I’m not convinced that’s true. Obviously many of them use more sidewall, but as an example I looked up the 2015 corolla and 2015 rav4 on rockauto and both of them have front struts with 6.5″ of travel. The rav4 strut is simply a different length.

B8 A4 and Q5 use the same part numbers for front suspension with a different length lower strut mount. The rears may be slightly longer travel because they are constrained by the mounting points and it doesn’t make any sense to make a longer shock (not strut) that doesn’t have a little bit more travel as well.

(I am 100% a CUV hater. I’m an absolute sucker for a unibody full indy suspension SUV but CUVs are just the worst of both worlds.)

86-GL
86-GL
9 months ago

Maybe you can tell me why most CUVs ride better on rough roads then.

There’s much more to suspension than total travel length-Manufacturers can dial in ride height anywhere within that range, effecting droop and available travel for compression. Then you’ve got spring free lengh and rate, damping ratios, alignment and body mounting points, all of which would be adjusted between vehicles of different mass and weight distribution for safety and balance, even if they share the same architecture and basic parts.

And that’s before we even get to wheel size and tire profile- which probably makes a bigger difference to ride than all of the above, and the Rav4 definitely has more sidewall. Maybe you could argue a Corolla with big tires would ride the same, but most people tend to drive their cars with more or less the tire profile they come with.

Idk man. My family’s old CRV handled the rough road to our cabin better than the Civic we had of the same era. Unless this was some sort of deep-state automotive conspiracy implanted in my brain, I think the vehicle with the bigger tires handled bumps better? Is this really controversial?

Not that the Civic couldn’t manage the road if you drove carefully, the CRV just made it comfy, and you could cruise through much faster. The Civic was a better car in some ways, but not all.

PL71 Enthusiast
PL71 Enthusiast
9 months ago
Reply to  86-GL

Did not disagree with you on the tires.

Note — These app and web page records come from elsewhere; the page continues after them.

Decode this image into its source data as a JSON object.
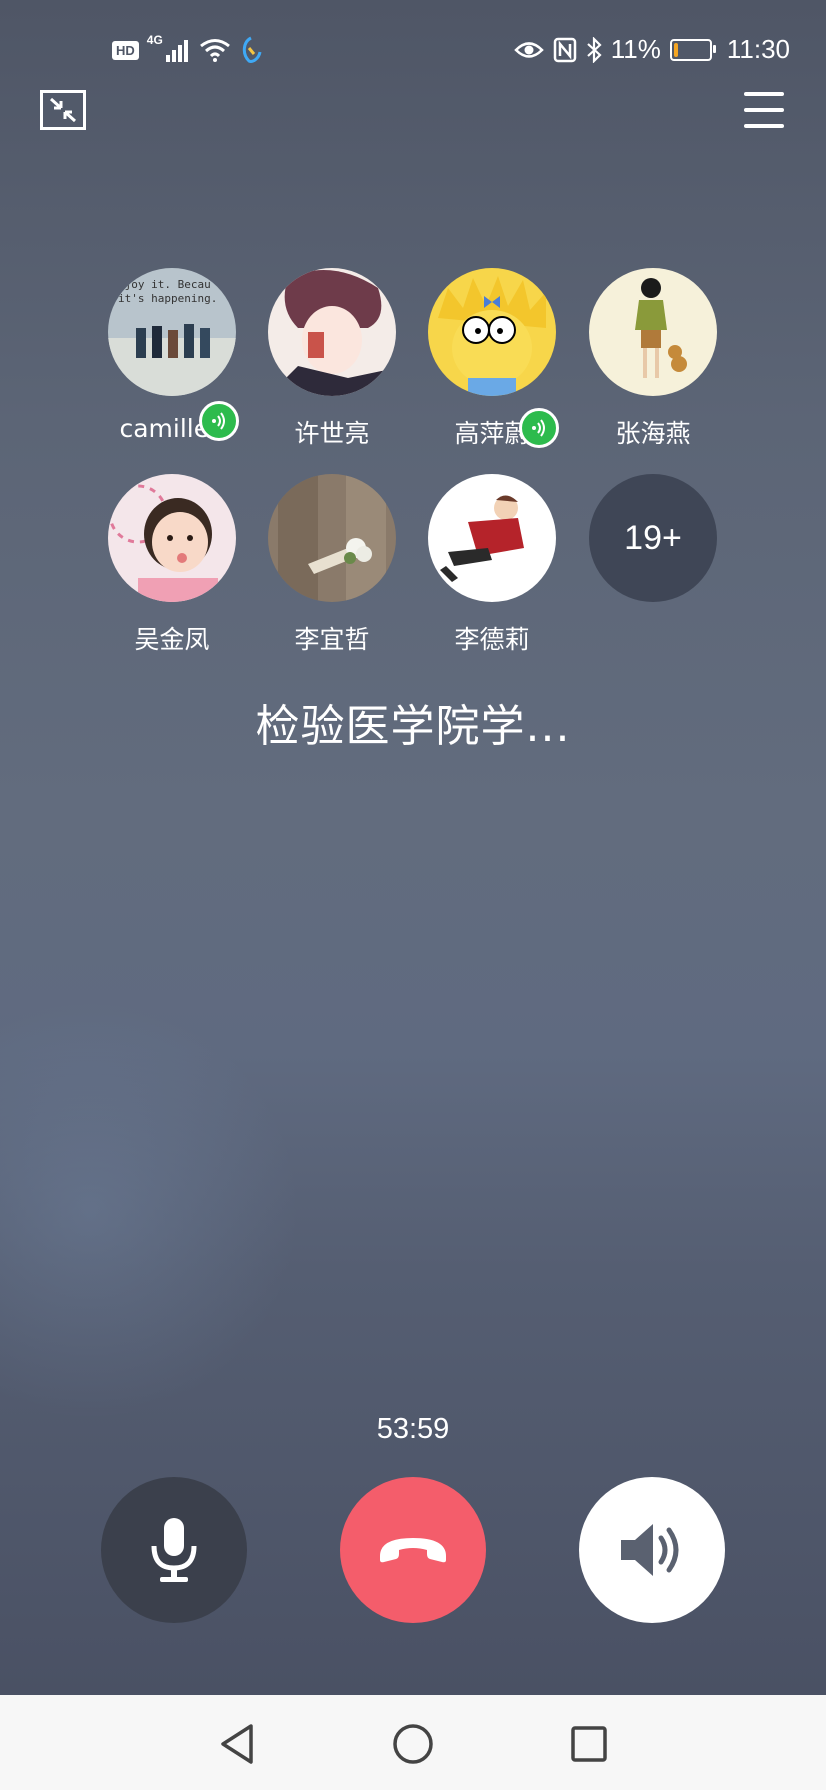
{
  "status_bar": {
    "hd_badge": "HD",
    "network_type": "4G",
    "battery_percent": "11%",
    "battery_level": 0.11,
    "time": "11:30",
    "icons": [
      "signal-icon",
      "wifi-icon",
      "call-app-icon",
      "eye-icon",
      "nfc-icon",
      "bluetooth-icon",
      "battery-icon"
    ]
  },
  "call": {
    "participants": [
      {
        "name": "camillee",
        "speaking": true
      },
      {
        "name": "许世亮",
        "speaking": false
      },
      {
        "name": "高萍蔚",
        "speaking": true
      },
      {
        "name": "张海燕",
        "speaking": false
      },
      {
        "name": "吴金凤",
        "speaking": false
      },
      {
        "name": "李宜哲",
        "speaking": false
      },
      {
        "name": "李德莉",
        "speaking": false
      }
    ],
    "avatar_text": {
      "camillee": "njoy it. Becau it's happening."
    },
    "more_count": "19+",
    "group_title": "检验医学院学...",
    "duration": "53:59"
  },
  "colors": {
    "background": "#5c6576",
    "hangup": "#f45d6b",
    "speaking_badge": "#2dbb4d",
    "mic_button": "#3b404c",
    "navbar": "#f7f7f7"
  },
  "controls": {
    "icons": [
      "microphone-icon",
      "hang-up-icon",
      "speaker-icon"
    ]
  },
  "nav": {
    "icons": [
      "back-icon",
      "home-icon",
      "recents-icon"
    ]
  }
}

Do think all CUVs should be replaced with lifted wagons.

David Burgenmeyer
David Burgenmeyer
9 months ago

More battery powered gimmick junk! Battery powered vehicles are simply a fad n will be gone to bankruptcy very soon! Every last company including Tesla will be gone because no one wants this junk!

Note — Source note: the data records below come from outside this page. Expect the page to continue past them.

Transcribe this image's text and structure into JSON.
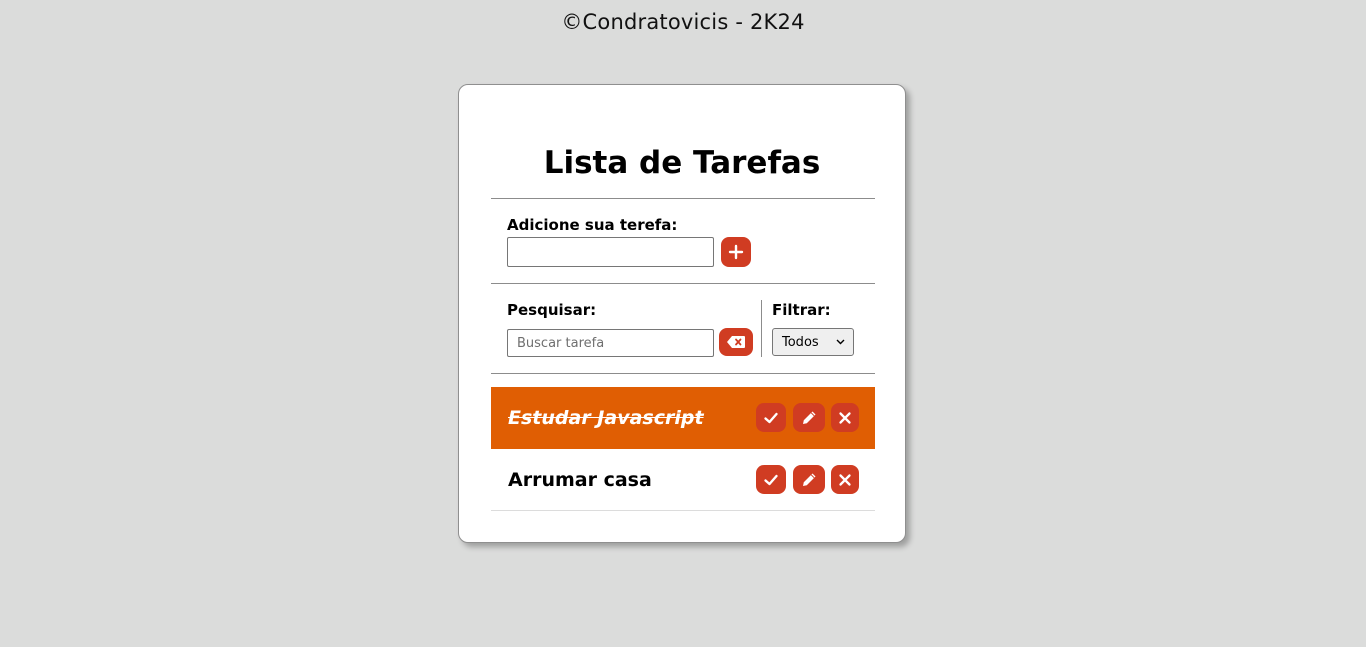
{
  "footer": {
    "credit": "©Condratovicis - 2K24"
  },
  "app": {
    "title": "Lista de Tarefas"
  },
  "add_form": {
    "label": "Adicione sua terefa:",
    "input_value": "",
    "input_placeholder": "",
    "add_button_icon": "plus-icon"
  },
  "search": {
    "label": "Pesquisar:",
    "placeholder": "Buscar tarefa",
    "value": "",
    "clear_button_icon": "backspace-icon"
  },
  "filter": {
    "label": "Filtrar:",
    "selected": "Todos"
  },
  "todos": [
    {
      "text": "Estudar Javascript",
      "done": true
    },
    {
      "text": "Arrumar casa",
      "done": false
    }
  ],
  "colors": {
    "page_background": "#dbdcdb",
    "accent_red": "#d03c22",
    "done_orange": "#e05e03",
    "card_background": "#ffffff"
  },
  "icons": {
    "finish": "check-icon",
    "edit": "pencil-icon",
    "remove": "x-icon"
  }
}
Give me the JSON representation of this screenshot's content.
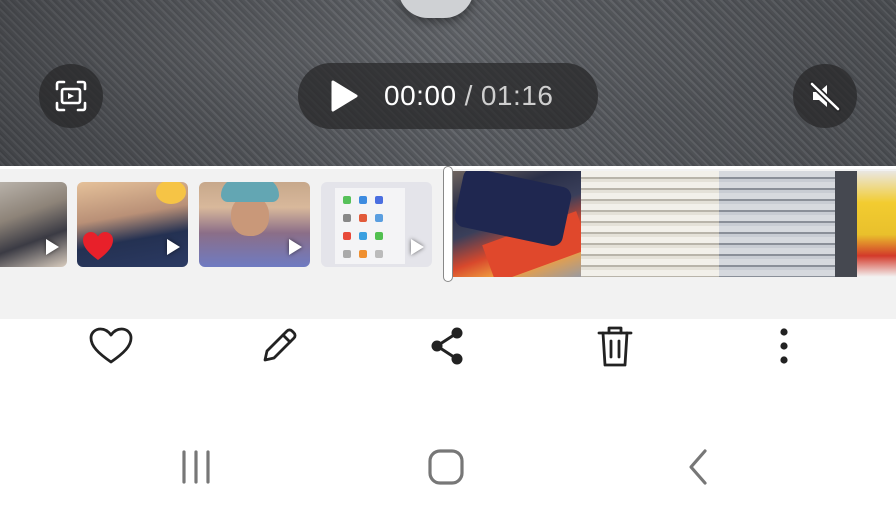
{
  "player": {
    "current_time": "00:00",
    "separator": "/",
    "duration": "01:16"
  },
  "icons": {
    "capture": "screen-capture-icon",
    "play": "play-icon",
    "mute": "volume-muted-icon",
    "favorite": "heart-icon",
    "edit": "pencil-icon",
    "share": "share-icon",
    "delete": "trash-icon",
    "more": "more-vertical-icon",
    "recent_apps": "recent-apps-icon",
    "home": "home-icon",
    "back": "back-icon"
  },
  "thumbnails": [
    {
      "type": "video"
    },
    {
      "type": "video"
    },
    {
      "type": "video"
    },
    {
      "type": "video"
    }
  ],
  "colors": {
    "overlay": "#28282a",
    "white": "#ffffff",
    "icon": "#222222",
    "nav_icon": "#777777"
  }
}
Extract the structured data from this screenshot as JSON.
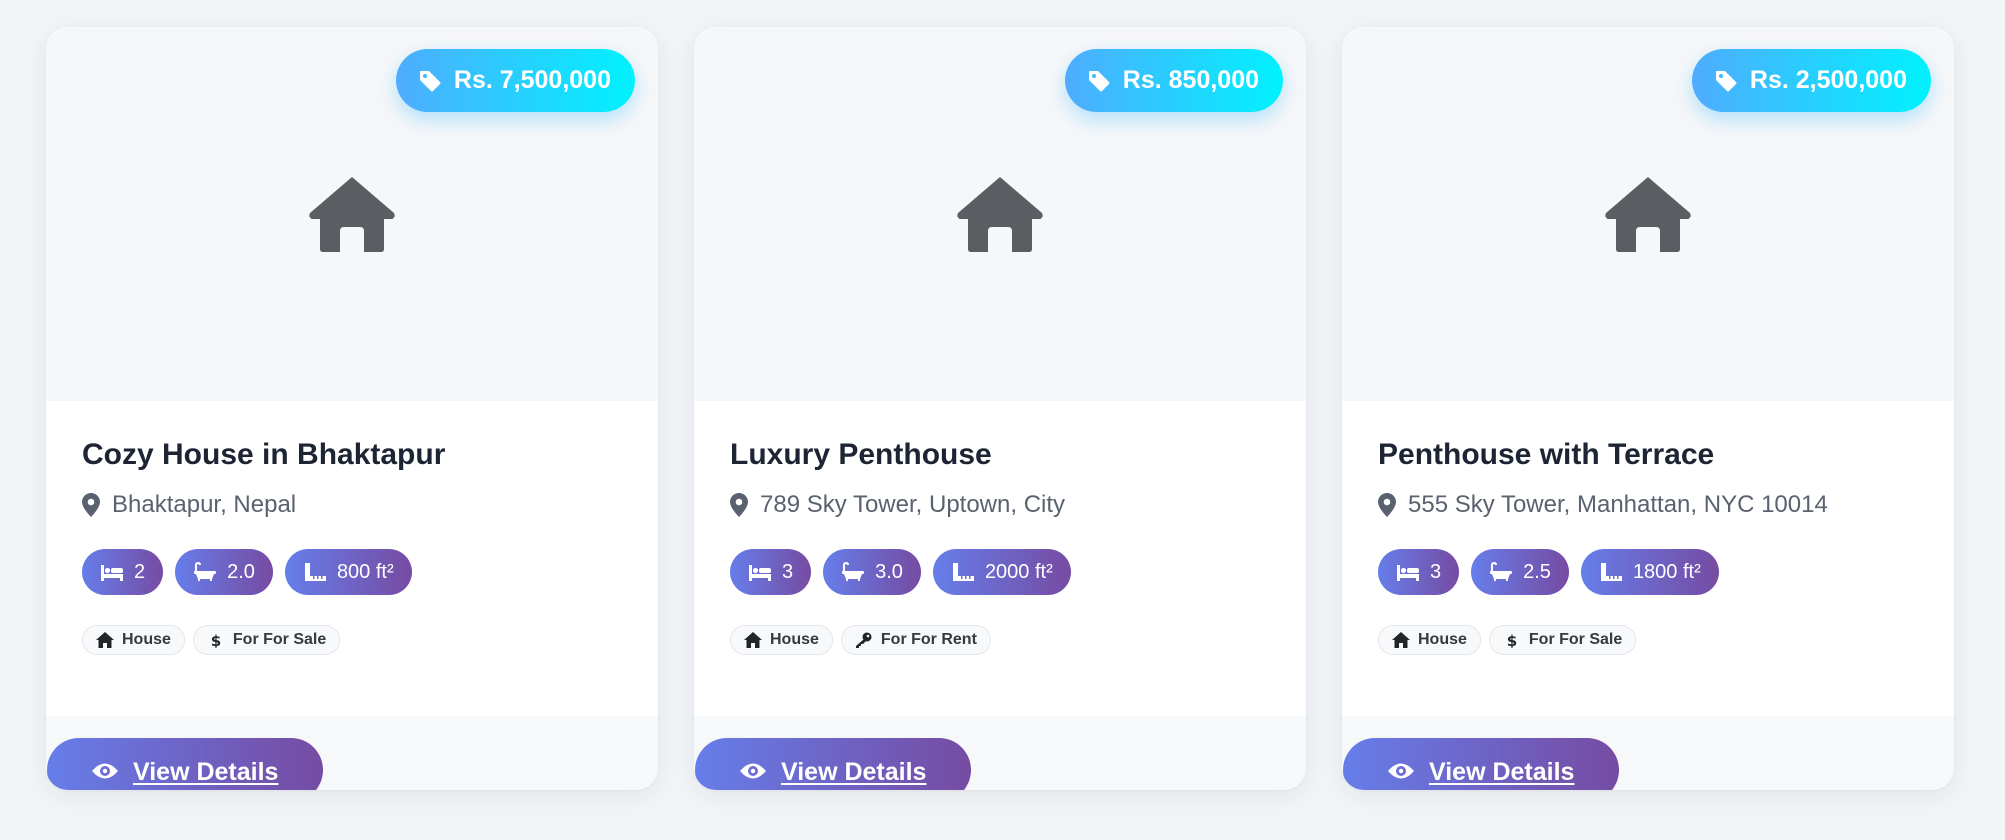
{
  "listings": [
    {
      "price": "Rs. 7,500,000",
      "title": "Cozy House in Bhaktapur",
      "location": "Bhaktapur, Nepal",
      "bedrooms": "2",
      "bathrooms": "2.0",
      "area": "800 ft²",
      "type_tag": "House",
      "status_tag": "For For Sale",
      "status_icon": "dollar-icon",
      "button": "View Details"
    },
    {
      "price": "Rs. 850,000",
      "title": "Luxury Penthouse",
      "location": "789 Sky Tower, Uptown, City",
      "bedrooms": "3",
      "bathrooms": "3.0",
      "area": "2000 ft²",
      "type_tag": "House",
      "status_tag": "For For Rent",
      "status_icon": "key-icon",
      "button": "View Details"
    },
    {
      "price": "Rs. 2,500,000",
      "title": "Penthouse with Terrace",
      "location": "555 Sky Tower, Manhattan, NYC 10014",
      "bedrooms": "3",
      "bathrooms": "2.5",
      "area": "1800 ft²",
      "type_tag": "House",
      "status_tag": "For For Sale",
      "status_icon": "dollar-icon",
      "button": "View Details"
    }
  ],
  "colors": {
    "price_gradient": [
      "#4facfe",
      "#00f2fe"
    ],
    "accent_gradient": [
      "#667eea",
      "#764ba2"
    ],
    "placeholder_icon": "#5a5e63"
  }
}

2manybikes
2manybikes
9 months ago

Let us also celebrate the fact it isn’t white/grey/silver/black! Colors!

Brandon Forbes
Brandon Forbes
9 months ago

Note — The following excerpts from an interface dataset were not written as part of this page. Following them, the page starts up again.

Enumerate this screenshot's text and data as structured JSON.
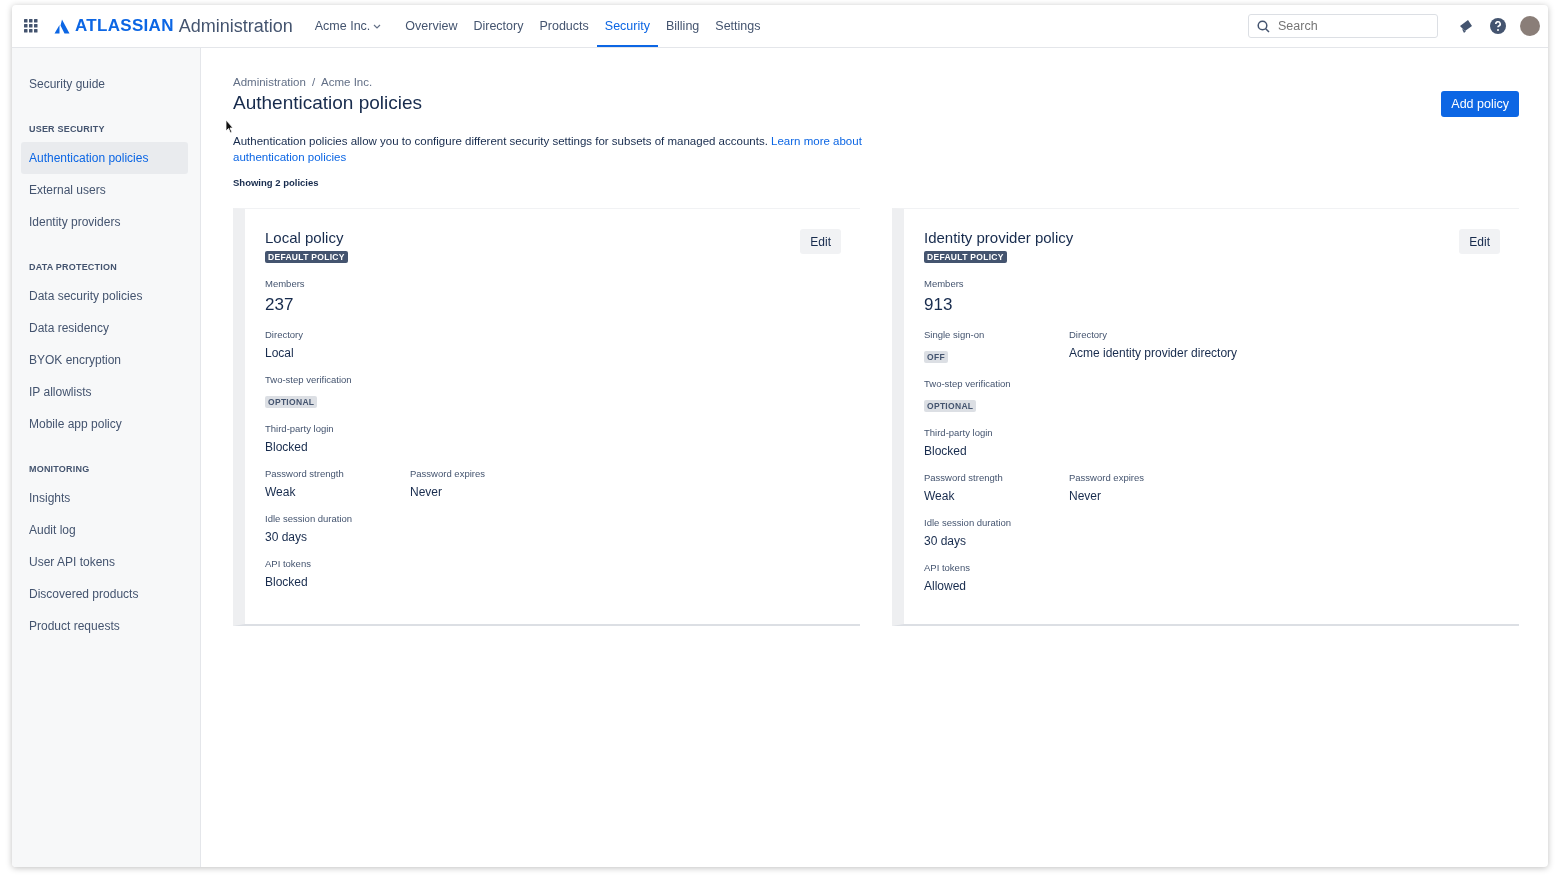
{
  "top_nav": {
    "product_name": "ATLASSIAN",
    "app_name": "Administration",
    "org_switcher": "Acme Inc.",
    "items": [
      {
        "label": "Overview",
        "selected": false
      },
      {
        "label": "Directory",
        "selected": false
      },
      {
        "label": "Products",
        "selected": false
      },
      {
        "label": "Security",
        "selected": true
      },
      {
        "label": "Billing",
        "selected": false
      },
      {
        "label": "Settings",
        "selected": false
      }
    ],
    "search": {
      "placeholder": "Search"
    }
  },
  "sidebar": {
    "sections": [
      {
        "items": [
          {
            "label": "Security guide",
            "selected": false
          }
        ]
      },
      {
        "heading": "USER SECURITY",
        "items": [
          {
            "label": "Authentication policies",
            "selected": true
          },
          {
            "label": "External users",
            "selected": false
          },
          {
            "label": "Identity providers",
            "selected": false
          }
        ]
      },
      {
        "heading": "DATA PROTECTION",
        "items": [
          {
            "label": "Data security policies",
            "selected": false
          },
          {
            "label": "Data residency",
            "selected": false
          },
          {
            "label": "BYOK encryption",
            "selected": false
          },
          {
            "label": "IP allowlists",
            "selected": false
          },
          {
            "label": "Mobile app policy",
            "selected": false
          }
        ]
      },
      {
        "heading": "MONITORING",
        "items": [
          {
            "label": "Insights",
            "selected": false
          },
          {
            "label": "Audit log",
            "selected": false
          },
          {
            "label": "User API tokens",
            "selected": false
          },
          {
            "label": "Discovered products",
            "selected": false
          },
          {
            "label": "Product requests",
            "selected": false
          }
        ]
      }
    ]
  },
  "page": {
    "breadcrumbs": [
      "Administration",
      "Acme Inc."
    ],
    "breadcrumb_separator": "/",
    "title": "Authentication policies",
    "primary_button": "Add policy",
    "description": "Authentication policies allow you to configure different security settings for subsets of managed accounts.",
    "description_link_lines": [
      "Learn more about",
      "authentication policies"
    ],
    "count_label": "Showing 2 policies"
  },
  "policies": [
    {
      "title": "Local policy",
      "badge": "DEFAULT POLICY",
      "edit_button": "Edit",
      "rows": [
        [
          {
            "label": "Members",
            "value": "237",
            "kind": "count"
          }
        ],
        [
          {
            "label": "Directory",
            "value": "Local",
            "kind": "text"
          }
        ],
        [
          {
            "label": "Two-step verification",
            "value": "OPTIONAL",
            "kind": "lozenge"
          }
        ],
        [
          {
            "label": "Third-party login",
            "value": "Blocked",
            "kind": "text"
          }
        ],
        [
          {
            "label": "Password strength",
            "value": "Weak",
            "kind": "text"
          },
          {
            "label": "Password expires",
            "value": "Never",
            "kind": "text"
          }
        ],
        [
          {
            "label": "Idle session duration",
            "value": "30 days",
            "kind": "text"
          }
        ],
        [
          {
            "label": "API tokens",
            "value": "Blocked",
            "kind": "text"
          }
        ]
      ]
    },
    {
      "title": "Identity provider policy",
      "badge": "DEFAULT POLICY",
      "edit_button": "Edit",
      "rows": [
        [
          {
            "label": "Members",
            "value": "913",
            "kind": "count"
          }
        ],
        [
          {
            "label": "Single sign-on",
            "value": "OFF",
            "kind": "lozenge"
          },
          {
            "label": "Directory",
            "value": "Acme identity provider directory",
            "kind": "text"
          }
        ],
        [
          {
            "label": "Two-step verification",
            "value": "OPTIONAL",
            "kind": "lozenge"
          }
        ],
        [
          {
            "label": "Third-party login",
            "value": "Blocked",
            "kind": "text"
          }
        ],
        [
          {
            "label": "Password strength",
            "value": "Weak",
            "kind": "text"
          },
          {
            "label": "Password expires",
            "value": "Never",
            "kind": "text"
          }
        ],
        [
          {
            "label": "Idle session duration",
            "value": "30 days",
            "kind": "text"
          }
        ],
        [
          {
            "label": "API tokens",
            "value": "Allowed",
            "kind": "text"
          }
        ]
      ]
    }
  ]
}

I have the OZ wheels on my Peugeot 306. Amazing wheels, absolutely love the look of them! And they are light too. Clearly the Mach-E ones are tributes, not the real thing, but they still look good. Having the OZ Racing text stamped on them really makes them look so much better though!

62
0
Would love your thoughts, please comment.x
()
x